    As nitrogen is scarce, but hydrogen and helium are abundant in outer space, diluting oxygen harvested from comet rocks could be done, but not with hydrogen that forms an explosive mixture with oxygen, but with helium. The helium might have to be fusion generated from the harvested hydrogen, if nothing else, through cyclotron or energy inefficient portable neutron generator bombardment. And everyone would get used to the chipmunk sound of helium balloon inhalation you can hear down here on Earth.

    Also, communication with the speed of light would take a few years to go back and forth, to exchange hello's, draining quite a bit of power from the ship for dish/antenna use, and in case the crew on this ship messes up and ends up in deep doo doo sending out an SOS to us, we can reply to them with the phrase/video transcript from Mad TV's Dolla Bill Montgomery's Real Motherf****in Talk Mother's Day episode, "Talk to the hand, you're on your own, motherf****!" https://www.youtube.com/watch?... [youtube.com] We can give them advice, but not much else, advice they have to wait 4-8 years for to arrive. For psychological reasons, a reality show transmitted from them and programming transmitted to them would be neat, each without waiting for a reply to arrive, at least not reacting to one for the few years it takes to transmit the message. Their internet ping timeouts would have to be set to the corresponding few years, if
  • by Prune ( 557140 ) on Monday June 02, 2014 @01:01PM (#47147587)
    You like talking to yourself?

    Four replies to oneself. I think it's a new slashdot record for a non-AC poster.

    More importantly, you need to review some of the things that you wrote, because they don't pass the smell test. An example is the suggestion of using beryllium.
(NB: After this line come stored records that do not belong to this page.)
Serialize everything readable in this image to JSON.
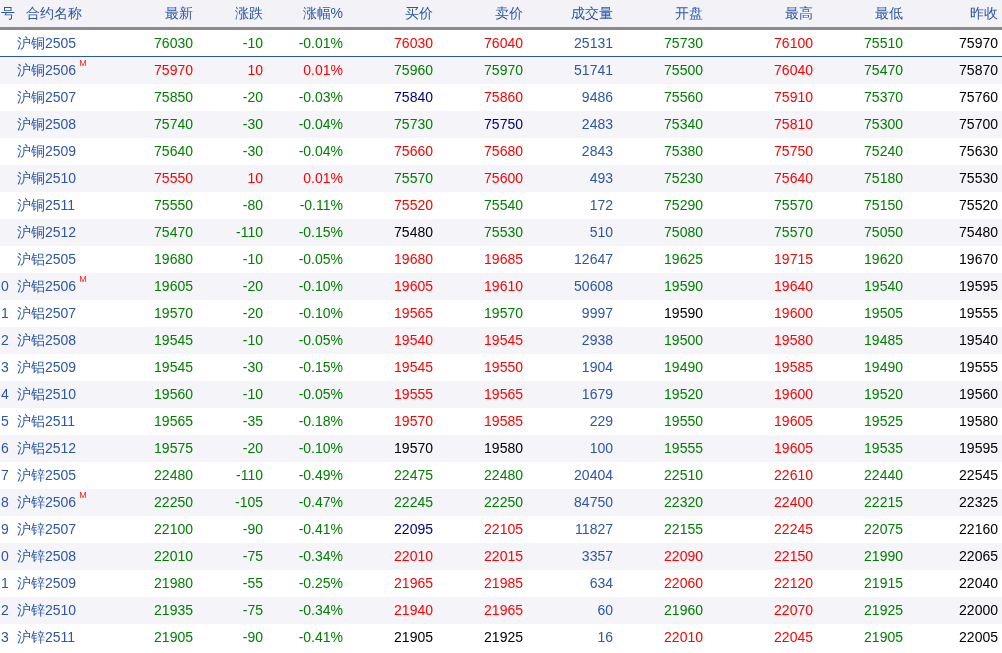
{
  "table": {
    "columns": [
      "号",
      "合约名称",
      "最新",
      "涨跌",
      "涨幅%",
      "买价",
      "卖价",
      "成交量",
      "开盘",
      "最高",
      "最低",
      "昨收"
    ],
    "rows": [
      {
        "selected": true,
        "cells": [
          {
            "text": ""
          },
          {
            "text": "沪铜2505"
          },
          {
            "text": "76030",
            "color": "#008000"
          },
          {
            "text": "-10",
            "color": "#008000"
          },
          {
            "text": "-0.01%",
            "color": "#008000"
          },
          {
            "text": "76030",
            "color": "#ff0000"
          },
          {
            "text": "76040",
            "color": "#ff0000"
          },
          {
            "text": "25131",
            "color": "#2b57a8"
          },
          {
            "text": "75730",
            "color": "#008000"
          },
          {
            "text": "76100",
            "color": "#ff0000"
          },
          {
            "text": "75510",
            "color": "#008000"
          },
          {
            "text": "75970",
            "color": "#000000"
          }
        ]
      },
      {
        "selected": false,
        "cells": [
          {
            "text": ""
          },
          {
            "text": "沪铜2506",
            "badge": "M"
          },
          {
            "text": "75970",
            "color": "#ff0000"
          },
          {
            "text": "10",
            "color": "#ff0000"
          },
          {
            "text": "0.01%",
            "color": "#ff0000"
          },
          {
            "text": "75960",
            "color": "#008000"
          },
          {
            "text": "75970",
            "color": "#008000"
          },
          {
            "text": "51741",
            "color": "#2b57a8"
          },
          {
            "text": "75500",
            "color": "#008000"
          },
          {
            "text": "76040",
            "color": "#ff0000"
          },
          {
            "text": "75470",
            "color": "#008000"
          },
          {
            "text": "75870",
            "color": "#000000"
          }
        ]
      },
      {
        "selected": false,
        "cells": [
          {
            "text": ""
          },
          {
            "text": "沪铜2507"
          },
          {
            "text": "75850",
            "color": "#008000"
          },
          {
            "text": "-20",
            "color": "#008000"
          },
          {
            "text": "-0.03%",
            "color": "#008000"
          },
          {
            "text": "75840",
            "color": "#000080"
          },
          {
            "text": "75860",
            "color": "#ff0000"
          },
          {
            "text": "9486",
            "color": "#2b57a8"
          },
          {
            "text": "75560",
            "color": "#008000"
          },
          {
            "text": "75910",
            "color": "#ff0000"
          },
          {
            "text": "75370",
            "color": "#008000"
          },
          {
            "text": "75760",
            "color": "#000000"
          }
        ]
      },
      {
        "selected": false,
        "cells": [
          {
            "text": ""
          },
          {
            "text": "沪铜2508"
          },
          {
            "text": "75740",
            "color": "#008000"
          },
          {
            "text": "-30",
            "color": "#008000"
          },
          {
            "text": "-0.04%",
            "color": "#008000"
          },
          {
            "text": "75730",
            "color": "#008000"
          },
          {
            "text": "75750",
            "color": "#000080"
          },
          {
            "text": "2483",
            "color": "#2b57a8"
          },
          {
            "text": "75340",
            "color": "#008000"
          },
          {
            "text": "75810",
            "color": "#ff0000"
          },
          {
            "text": "75300",
            "color": "#008000"
          },
          {
            "text": "75700",
            "color": "#000000"
          }
        ]
      },
      {
        "selected": false,
        "cells": [
          {
            "text": ""
          },
          {
            "text": "沪铜2509"
          },
          {
            "text": "75640",
            "color": "#008000"
          },
          {
            "text": "-30",
            "color": "#008000"
          },
          {
            "text": "-0.04%",
            "color": "#008000"
          },
          {
            "text": "75660",
            "color": "#ff0000"
          },
          {
            "text": "75680",
            "color": "#ff0000"
          },
          {
            "text": "2843",
            "color": "#2b57a8"
          },
          {
            "text": "75380",
            "color": "#008000"
          },
          {
            "text": "75750",
            "color": "#ff0000"
          },
          {
            "text": "75240",
            "color": "#008000"
          },
          {
            "text": "75630",
            "color": "#000000"
          }
        ]
      },
      {
        "selected": false,
        "cells": [
          {
            "text": ""
          },
          {
            "text": "沪铜2510"
          },
          {
            "text": "75550",
            "color": "#ff0000"
          },
          {
            "text": "10",
            "color": "#ff0000"
          },
          {
            "text": "0.01%",
            "color": "#ff0000"
          },
          {
            "text": "75570",
            "color": "#008000"
          },
          {
            "text": "75600",
            "color": "#ff0000"
          },
          {
            "text": "493",
            "color": "#2b57a8"
          },
          {
            "text": "75230",
            "color": "#008000"
          },
          {
            "text": "75640",
            "color": "#ff0000"
          },
          {
            "text": "75180",
            "color": "#008000"
          },
          {
            "text": "75530",
            "color": "#000000"
          }
        ]
      },
      {
        "selected": false,
        "cells": [
          {
            "text": ""
          },
          {
            "text": "沪铜2511"
          },
          {
            "text": "75550",
            "color": "#008000"
          },
          {
            "text": "-80",
            "color": "#008000"
          },
          {
            "text": "-0.11%",
            "color": "#008000"
          },
          {
            "text": "75520",
            "color": "#ff0000"
          },
          {
            "text": "75540",
            "color": "#008000"
          },
          {
            "text": "172",
            "color": "#2b57a8"
          },
          {
            "text": "75290",
            "color": "#008000"
          },
          {
            "text": "75570",
            "color": "#008000"
          },
          {
            "text": "75150",
            "color": "#008000"
          },
          {
            "text": "75520",
            "color": "#000000"
          }
        ]
      },
      {
        "selected": false,
        "cells": [
          {
            "text": ""
          },
          {
            "text": "沪铜2512"
          },
          {
            "text": "75470",
            "color": "#008000"
          },
          {
            "text": "-110",
            "color": "#008000"
          },
          {
            "text": "-0.15%",
            "color": "#008000"
          },
          {
            "text": "75480",
            "color": "#000000"
          },
          {
            "text": "75530",
            "color": "#008000"
          },
          {
            "text": "510",
            "color": "#2b57a8"
          },
          {
            "text": "75080",
            "color": "#008000"
          },
          {
            "text": "75570",
            "color": "#008000"
          },
          {
            "text": "75050",
            "color": "#008000"
          },
          {
            "text": "75480",
            "color": "#000000"
          }
        ]
      },
      {
        "selected": false,
        "cells": [
          {
            "text": ""
          },
          {
            "text": "沪铝2505"
          },
          {
            "text": "19680",
            "color": "#008000"
          },
          {
            "text": "-10",
            "color": "#008000"
          },
          {
            "text": "-0.05%",
            "color": "#008000"
          },
          {
            "text": "19680",
            "color": "#ff0000"
          },
          {
            "text": "19685",
            "color": "#ff0000"
          },
          {
            "text": "12647",
            "color": "#2b57a8"
          },
          {
            "text": "19625",
            "color": "#008000"
          },
          {
            "text": "19715",
            "color": "#ff0000"
          },
          {
            "text": "19620",
            "color": "#008000"
          },
          {
            "text": "19670",
            "color": "#000000"
          }
        ]
      },
      {
        "selected": false,
        "cells": [
          {
            "text": "0"
          },
          {
            "text": "沪铝2506",
            "badge": "M"
          },
          {
            "text": "19605",
            "color": "#008000"
          },
          {
            "text": "-20",
            "color": "#008000"
          },
          {
            "text": "-0.10%",
            "color": "#008000"
          },
          {
            "text": "19605",
            "color": "#ff0000"
          },
          {
            "text": "19610",
            "color": "#ff0000"
          },
          {
            "text": "50608",
            "color": "#2b57a8"
          },
          {
            "text": "19590",
            "color": "#008000"
          },
          {
            "text": "19640",
            "color": "#ff0000"
          },
          {
            "text": "19540",
            "color": "#008000"
          },
          {
            "text": "19595",
            "color": "#000000"
          }
        ]
      },
      {
        "selected": false,
        "cells": [
          {
            "text": "1"
          },
          {
            "text": "沪铝2507"
          },
          {
            "text": "19570",
            "color": "#008000"
          },
          {
            "text": "-20",
            "color": "#008000"
          },
          {
            "text": "-0.10%",
            "color": "#008000"
          },
          {
            "text": "19565",
            "color": "#ff0000"
          },
          {
            "text": "19570",
            "color": "#008000"
          },
          {
            "text": "9997",
            "color": "#2b57a8"
          },
          {
            "text": "19590",
            "color": "#000000"
          },
          {
            "text": "19600",
            "color": "#ff0000"
          },
          {
            "text": "19505",
            "color": "#008000"
          },
          {
            "text": "19555",
            "color": "#000000"
          }
        ]
      },
      {
        "selected": false,
        "cells": [
          {
            "text": "2"
          },
          {
            "text": "沪铝2508"
          },
          {
            "text": "19545",
            "color": "#008000"
          },
          {
            "text": "-10",
            "color": "#008000"
          },
          {
            "text": "-0.05%",
            "color": "#008000"
          },
          {
            "text": "19540",
            "color": "#ff0000"
          },
          {
            "text": "19545",
            "color": "#ff0000"
          },
          {
            "text": "2938",
            "color": "#2b57a8"
          },
          {
            "text": "19500",
            "color": "#008000"
          },
          {
            "text": "19580",
            "color": "#ff0000"
          },
          {
            "text": "19485",
            "color": "#008000"
          },
          {
            "text": "19540",
            "color": "#000000"
          }
        ]
      },
      {
        "selected": false,
        "cells": [
          {
            "text": "3"
          },
          {
            "text": "沪铝2509"
          },
          {
            "text": "19545",
            "color": "#008000"
          },
          {
            "text": "-30",
            "color": "#008000"
          },
          {
            "text": "-0.15%",
            "color": "#008000"
          },
          {
            "text": "19545",
            "color": "#ff0000"
          },
          {
            "text": "19550",
            "color": "#ff0000"
          },
          {
            "text": "1904",
            "color": "#2b57a8"
          },
          {
            "text": "19490",
            "color": "#008000"
          },
          {
            "text": "19585",
            "color": "#ff0000"
          },
          {
            "text": "19490",
            "color": "#008000"
          },
          {
            "text": "19555",
            "color": "#000000"
          }
        ]
      },
      {
        "selected": false,
        "cells": [
          {
            "text": "4"
          },
          {
            "text": "沪铝2510"
          },
          {
            "text": "19560",
            "color": "#008000"
          },
          {
            "text": "-10",
            "color": "#008000"
          },
          {
            "text": "-0.05%",
            "color": "#008000"
          },
          {
            "text": "19555",
            "color": "#ff0000"
          },
          {
            "text": "19565",
            "color": "#ff0000"
          },
          {
            "text": "1679",
            "color": "#2b57a8"
          },
          {
            "text": "19520",
            "color": "#008000"
          },
          {
            "text": "19600",
            "color": "#ff0000"
          },
          {
            "text": "19520",
            "color": "#008000"
          },
          {
            "text": "19560",
            "color": "#000000"
          }
        ]
      },
      {
        "selected": false,
        "cells": [
          {
            "text": "5"
          },
          {
            "text": "沪铝2511"
          },
          {
            "text": "19565",
            "color": "#008000"
          },
          {
            "text": "-35",
            "color": "#008000"
          },
          {
            "text": "-0.18%",
            "color": "#008000"
          },
          {
            "text": "19570",
            "color": "#ff0000"
          },
          {
            "text": "19585",
            "color": "#ff0000"
          },
          {
            "text": "229",
            "color": "#2b57a8"
          },
          {
            "text": "19550",
            "color": "#008000"
          },
          {
            "text": "19605",
            "color": "#ff0000"
          },
          {
            "text": "19525",
            "color": "#008000"
          },
          {
            "text": "19580",
            "color": "#000000"
          }
        ]
      },
      {
        "selected": false,
        "cells": [
          {
            "text": "6"
          },
          {
            "text": "沪铝2512"
          },
          {
            "text": "19575",
            "color": "#008000"
          },
          {
            "text": "-20",
            "color": "#008000"
          },
          {
            "text": "-0.10%",
            "color": "#008000"
          },
          {
            "text": "19570",
            "color": "#000000"
          },
          {
            "text": "19580",
            "color": "#000000"
          },
          {
            "text": "100",
            "color": "#2b57a8"
          },
          {
            "text": "19555",
            "color": "#008000"
          },
          {
            "text": "19605",
            "color": "#ff0000"
          },
          {
            "text": "19535",
            "color": "#008000"
          },
          {
            "text": "19595",
            "color": "#000000"
          }
        ]
      },
      {
        "selected": false,
        "cells": [
          {
            "text": "7"
          },
          {
            "text": "沪锌2505"
          },
          {
            "text": "22480",
            "color": "#008000"
          },
          {
            "text": "-110",
            "color": "#008000"
          },
          {
            "text": "-0.49%",
            "color": "#008000"
          },
          {
            "text": "22475",
            "color": "#008000"
          },
          {
            "text": "22480",
            "color": "#008000"
          },
          {
            "text": "20404",
            "color": "#2b57a8"
          },
          {
            "text": "22510",
            "color": "#008000"
          },
          {
            "text": "22610",
            "color": "#ff0000"
          },
          {
            "text": "22440",
            "color": "#008000"
          },
          {
            "text": "22545",
            "color": "#000000"
          }
        ]
      },
      {
        "selected": false,
        "cells": [
          {
            "text": "8"
          },
          {
            "text": "沪锌2506",
            "badge": "M"
          },
          {
            "text": "22250",
            "color": "#008000"
          },
          {
            "text": "-105",
            "color": "#008000"
          },
          {
            "text": "-0.47%",
            "color": "#008000"
          },
          {
            "text": "22245",
            "color": "#008000"
          },
          {
            "text": "22250",
            "color": "#008000"
          },
          {
            "text": "84750",
            "color": "#2b57a8"
          },
          {
            "text": "22320",
            "color": "#008000"
          },
          {
            "text": "22400",
            "color": "#ff0000"
          },
          {
            "text": "22215",
            "color": "#008000"
          },
          {
            "text": "22325",
            "color": "#000000"
          }
        ]
      },
      {
        "selected": false,
        "cells": [
          {
            "text": "9"
          },
          {
            "text": "沪锌2507"
          },
          {
            "text": "22100",
            "color": "#008000"
          },
          {
            "text": "-90",
            "color": "#008000"
          },
          {
            "text": "-0.41%",
            "color": "#008000"
          },
          {
            "text": "22095",
            "color": "#000080"
          },
          {
            "text": "22105",
            "color": "#ff0000"
          },
          {
            "text": "11827",
            "color": "#2b57a8"
          },
          {
            "text": "22155",
            "color": "#008000"
          },
          {
            "text": "22245",
            "color": "#ff0000"
          },
          {
            "text": "22075",
            "color": "#008000"
          },
          {
            "text": "22160",
            "color": "#000000"
          }
        ]
      },
      {
        "selected": false,
        "cells": [
          {
            "text": "0"
          },
          {
            "text": "沪锌2508"
          },
          {
            "text": "22010",
            "color": "#008000"
          },
          {
            "text": "-75",
            "color": "#008000"
          },
          {
            "text": "-0.34%",
            "color": "#008000"
          },
          {
            "text": "22010",
            "color": "#ff0000"
          },
          {
            "text": "22015",
            "color": "#ff0000"
          },
          {
            "text": "3357",
            "color": "#2b57a8"
          },
          {
            "text": "22090",
            "color": "#ff0000"
          },
          {
            "text": "22150",
            "color": "#ff0000"
          },
          {
            "text": "21990",
            "color": "#008000"
          },
          {
            "text": "22065",
            "color": "#000000"
          }
        ]
      },
      {
        "selected": false,
        "cells": [
          {
            "text": "1"
          },
          {
            "text": "沪锌2509"
          },
          {
            "text": "21980",
            "color": "#008000"
          },
          {
            "text": "-55",
            "color": "#008000"
          },
          {
            "text": "-0.25%",
            "color": "#008000"
          },
          {
            "text": "21965",
            "color": "#ff0000"
          },
          {
            "text": "21985",
            "color": "#ff0000"
          },
          {
            "text": "634",
            "color": "#2b57a8"
          },
          {
            "text": "22060",
            "color": "#ff0000"
          },
          {
            "text": "22120",
            "color": "#ff0000"
          },
          {
            "text": "21915",
            "color": "#008000"
          },
          {
            "text": "22040",
            "color": "#000000"
          }
        ]
      },
      {
        "selected": false,
        "cells": [
          {
            "text": "2"
          },
          {
            "text": "沪锌2510"
          },
          {
            "text": "21935",
            "color": "#008000"
          },
          {
            "text": "-75",
            "color": "#008000"
          },
          {
            "text": "-0.34%",
            "color": "#008000"
          },
          {
            "text": "21940",
            "color": "#ff0000"
          },
          {
            "text": "21965",
            "color": "#ff0000"
          },
          {
            "text": "60",
            "color": "#2b57a8"
          },
          {
            "text": "21960",
            "color": "#008000"
          },
          {
            "text": "22070",
            "color": "#ff0000"
          },
          {
            "text": "21925",
            "color": "#008000"
          },
          {
            "text": "22000",
            "color": "#000000"
          }
        ]
      },
      {
        "selected": false,
        "cells": [
          {
            "text": "3"
          },
          {
            "text": "沪锌2511"
          },
          {
            "text": "21905",
            "color": "#008000"
          },
          {
            "text": "-90",
            "color": "#008000"
          },
          {
            "text": "-0.41%",
            "color": "#008000"
          },
          {
            "text": "21905",
            "color": "#000000"
          },
          {
            "text": "21925",
            "color": "#000000"
          },
          {
            "text": "16",
            "color": "#2b57a8"
          },
          {
            "text": "22010",
            "color": "#ff0000"
          },
          {
            "text": "22045",
            "color": "#ff0000"
          },
          {
            "text": "21905",
            "color": "#008000"
          },
          {
            "text": "22005",
            "color": "#000000"
          }
        ]
      }
    ]
  }
}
There are less than 100 kt of mineable beryllium in the world, and most of that is needed for other applications (nuclear, ceramics, etc.). Beryllium exposure also does very nasty things to human biology. 0 points for practicality.

"How many teamsters does it take to screw in a light bulb?" "FIFTEEN!! YOU GOT A PROBLEM WITH THAT?"